The Value of Stepping Back to Achieve More

Follow this link to Kevin’s periodic contributions to Forbes.com:

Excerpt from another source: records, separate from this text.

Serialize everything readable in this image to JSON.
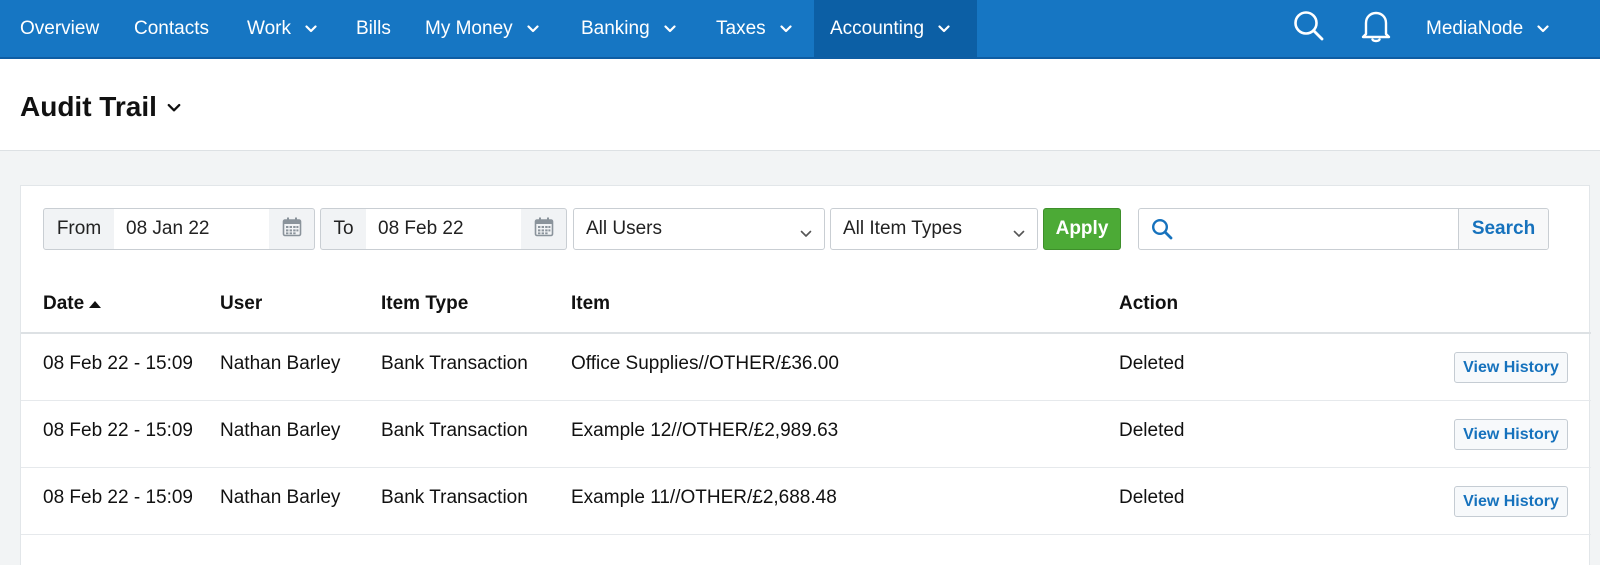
{
  "nav": {
    "items": [
      {
        "label": "Overview",
        "dropdown": false
      },
      {
        "label": "Contacts",
        "dropdown": false
      },
      {
        "label": "Work",
        "dropdown": true
      },
      {
        "label": "Bills",
        "dropdown": false
      },
      {
        "label": "My Money",
        "dropdown": true
      },
      {
        "label": "Banking",
        "dropdown": true
      },
      {
        "label": "Taxes",
        "dropdown": true
      },
      {
        "label": "Accounting",
        "dropdown": true,
        "active": true
      }
    ],
    "account": "MediaNode"
  },
  "page": {
    "title": "Audit Trail"
  },
  "filters": {
    "from_label": "From",
    "from_value": "08 Jan 22",
    "to_label": "To",
    "to_value": "08 Feb 22",
    "users_select": "All Users",
    "item_types_select": "All Item Types",
    "apply_label": "Apply",
    "search_value": "",
    "search_label": "Search"
  },
  "table": {
    "headers": {
      "date": "Date",
      "user": "User",
      "item_type": "Item Type",
      "item": "Item",
      "action": "Action"
    },
    "sort": {
      "column": "date",
      "direction": "ascending"
    },
    "rows": [
      {
        "date": "08 Feb 22 - 15:09",
        "user": "Nathan Barley",
        "item_type": "Bank Transaction",
        "item": "Office Supplies//OTHER/£36.00",
        "action": "Deleted",
        "button": "View History"
      },
      {
        "date": "08 Feb 22 - 15:09",
        "user": "Nathan Barley",
        "item_type": "Bank Transaction",
        "item": "Example 12//OTHER/£2,989.63",
        "action": "Deleted",
        "button": "View History"
      },
      {
        "date": "08 Feb 22 - 15:09",
        "user": "Nathan Barley",
        "item_type": "Bank Transaction",
        "item": "Example 11//OTHER/£2,688.48",
        "action": "Deleted",
        "button": "View History"
      }
    ]
  },
  "colors": {
    "nav_bg": "#1676c3",
    "nav_active_bg": "#0c5fa5",
    "apply_green": "#4caa36",
    "link_blue": "#1672bd"
  }
}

http://www.forbes.com/sites/kevincashman/2012/11/05/thepauseprinciple/